The project is a reaction to the decommissioning of these classics of electro-mechanical signage. It is an attempt to maintain the core mechanism, but to transform the purpose from pure functionality into pure aesthetics. In essence, the goal is to provide a place in the world for a technology that has outlived its usefulness.

Specifically, the project removes the burden of alpha-numeric communication from the individual panels, and reinterprets them as pixels in a bitmapped grid. The focus moves away from the blunt communication of the timetable towards the poetry of sound, color, and motion.

Background
MacMillan, Thomas. "So Long, Solari."New Haven Independent 10 Dec. 2009:
http://newhavenindependent.org/index.php/archives/entry/so_long_solari/

Dresser, Michael. "At Penn Station, the sign no longer goes clackety-clack."Baltimore Sun, 22 Mar. 2010:
http://articles.baltimoresun.com/2010-03-22/features/bal-md.cm.sign22mar22_1_penn-station-clack-digital-age

Orson, Diane. "Train Station Board's Demise Is Sign Of The Times."NPR Weekend Edition Sunday 3 Jan. 2010:
http://www.npr.org/templates/story/story.php?storyId=122190224

Capellari, E. "REMOTE-CONTROLLED DISPLAY DEVICE FOR SELECTIVELY DISPLAYING SIGNS OR WORDS." Patent 3,501,761. 17 Mar. 1970.
http://www.google.com/patents?vid=3501761

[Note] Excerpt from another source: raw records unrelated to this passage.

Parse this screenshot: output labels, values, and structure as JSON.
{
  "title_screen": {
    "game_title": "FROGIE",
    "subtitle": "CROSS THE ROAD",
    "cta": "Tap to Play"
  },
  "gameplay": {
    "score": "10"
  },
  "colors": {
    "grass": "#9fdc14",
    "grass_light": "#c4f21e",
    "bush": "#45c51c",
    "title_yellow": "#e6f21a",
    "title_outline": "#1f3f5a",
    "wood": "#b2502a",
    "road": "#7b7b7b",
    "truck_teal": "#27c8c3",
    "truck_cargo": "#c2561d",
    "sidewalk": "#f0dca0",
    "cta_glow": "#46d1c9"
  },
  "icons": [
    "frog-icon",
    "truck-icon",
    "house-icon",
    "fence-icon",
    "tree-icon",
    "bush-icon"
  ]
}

Implementation
The project is made of a set of 4" MDF boxes, glued together on laser-cut box joints. The number of boxes is intended to be modular, but they are designed to be arranged in a grid.

Each has an internal 1/8" O.D. steel drive shaft, rotated by a stepper motor and custom laser cut Masonite gears. The flap-panels themselves are laser-cut 1/32" Vinyl, and are attached to the drive shaft via 16-hole laser cut Masonite spindles.

The steppers are Arduino actuated, and the control software was written in Processing.